DATA LISTING

>>>>

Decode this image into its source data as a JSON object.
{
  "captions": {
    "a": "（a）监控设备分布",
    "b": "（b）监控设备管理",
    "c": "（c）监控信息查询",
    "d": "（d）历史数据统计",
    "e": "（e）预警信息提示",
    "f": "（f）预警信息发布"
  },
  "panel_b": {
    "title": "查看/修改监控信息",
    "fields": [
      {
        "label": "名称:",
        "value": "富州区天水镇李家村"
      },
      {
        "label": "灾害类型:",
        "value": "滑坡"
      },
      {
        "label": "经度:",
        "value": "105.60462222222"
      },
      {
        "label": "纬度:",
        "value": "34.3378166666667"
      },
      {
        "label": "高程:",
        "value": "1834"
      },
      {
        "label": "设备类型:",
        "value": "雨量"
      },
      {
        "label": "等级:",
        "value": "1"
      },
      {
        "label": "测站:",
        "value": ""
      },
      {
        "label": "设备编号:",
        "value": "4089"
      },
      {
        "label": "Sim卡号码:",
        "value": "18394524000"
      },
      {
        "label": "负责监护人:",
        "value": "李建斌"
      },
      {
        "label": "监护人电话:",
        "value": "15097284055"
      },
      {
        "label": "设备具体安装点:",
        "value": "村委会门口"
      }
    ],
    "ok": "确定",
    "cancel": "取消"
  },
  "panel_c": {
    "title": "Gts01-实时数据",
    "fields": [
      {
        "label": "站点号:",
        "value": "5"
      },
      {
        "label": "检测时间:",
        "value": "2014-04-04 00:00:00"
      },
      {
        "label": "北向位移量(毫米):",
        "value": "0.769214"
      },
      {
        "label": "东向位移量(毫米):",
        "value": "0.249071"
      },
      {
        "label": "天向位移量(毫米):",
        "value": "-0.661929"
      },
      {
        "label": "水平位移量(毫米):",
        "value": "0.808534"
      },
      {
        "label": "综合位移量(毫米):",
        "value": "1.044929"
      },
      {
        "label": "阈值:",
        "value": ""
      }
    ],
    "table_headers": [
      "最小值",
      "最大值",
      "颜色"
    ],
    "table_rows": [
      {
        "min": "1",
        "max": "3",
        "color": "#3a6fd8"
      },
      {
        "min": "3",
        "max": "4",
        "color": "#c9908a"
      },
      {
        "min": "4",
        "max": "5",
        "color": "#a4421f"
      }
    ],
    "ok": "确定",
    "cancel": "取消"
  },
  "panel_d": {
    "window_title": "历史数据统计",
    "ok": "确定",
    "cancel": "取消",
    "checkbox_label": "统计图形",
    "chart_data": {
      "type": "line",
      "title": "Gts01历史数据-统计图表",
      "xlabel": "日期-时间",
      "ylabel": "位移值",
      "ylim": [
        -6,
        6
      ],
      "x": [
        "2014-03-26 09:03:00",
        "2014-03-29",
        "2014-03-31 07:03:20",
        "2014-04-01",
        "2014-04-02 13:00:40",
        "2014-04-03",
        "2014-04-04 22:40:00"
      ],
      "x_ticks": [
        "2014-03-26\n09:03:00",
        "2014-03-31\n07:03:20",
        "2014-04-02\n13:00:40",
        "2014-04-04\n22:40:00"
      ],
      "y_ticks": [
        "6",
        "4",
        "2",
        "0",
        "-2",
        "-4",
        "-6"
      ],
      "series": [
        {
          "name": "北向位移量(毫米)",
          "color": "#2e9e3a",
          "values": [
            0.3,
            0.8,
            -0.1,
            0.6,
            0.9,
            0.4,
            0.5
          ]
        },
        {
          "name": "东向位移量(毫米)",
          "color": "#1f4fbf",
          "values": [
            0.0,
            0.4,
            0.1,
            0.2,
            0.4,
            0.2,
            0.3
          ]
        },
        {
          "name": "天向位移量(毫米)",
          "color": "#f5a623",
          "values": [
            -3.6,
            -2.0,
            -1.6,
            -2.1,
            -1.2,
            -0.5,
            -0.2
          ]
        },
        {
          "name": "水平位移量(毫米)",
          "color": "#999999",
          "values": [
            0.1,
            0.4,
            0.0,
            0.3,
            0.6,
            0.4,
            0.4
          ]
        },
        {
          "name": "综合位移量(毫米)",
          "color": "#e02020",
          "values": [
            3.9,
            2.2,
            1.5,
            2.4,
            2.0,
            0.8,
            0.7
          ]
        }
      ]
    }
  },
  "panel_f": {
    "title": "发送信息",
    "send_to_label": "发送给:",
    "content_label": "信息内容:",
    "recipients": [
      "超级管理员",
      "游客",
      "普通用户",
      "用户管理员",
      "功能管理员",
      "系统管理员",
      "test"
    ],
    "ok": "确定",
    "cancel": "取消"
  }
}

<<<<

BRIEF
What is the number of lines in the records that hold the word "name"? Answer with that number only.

EXPECTED ANSWER
5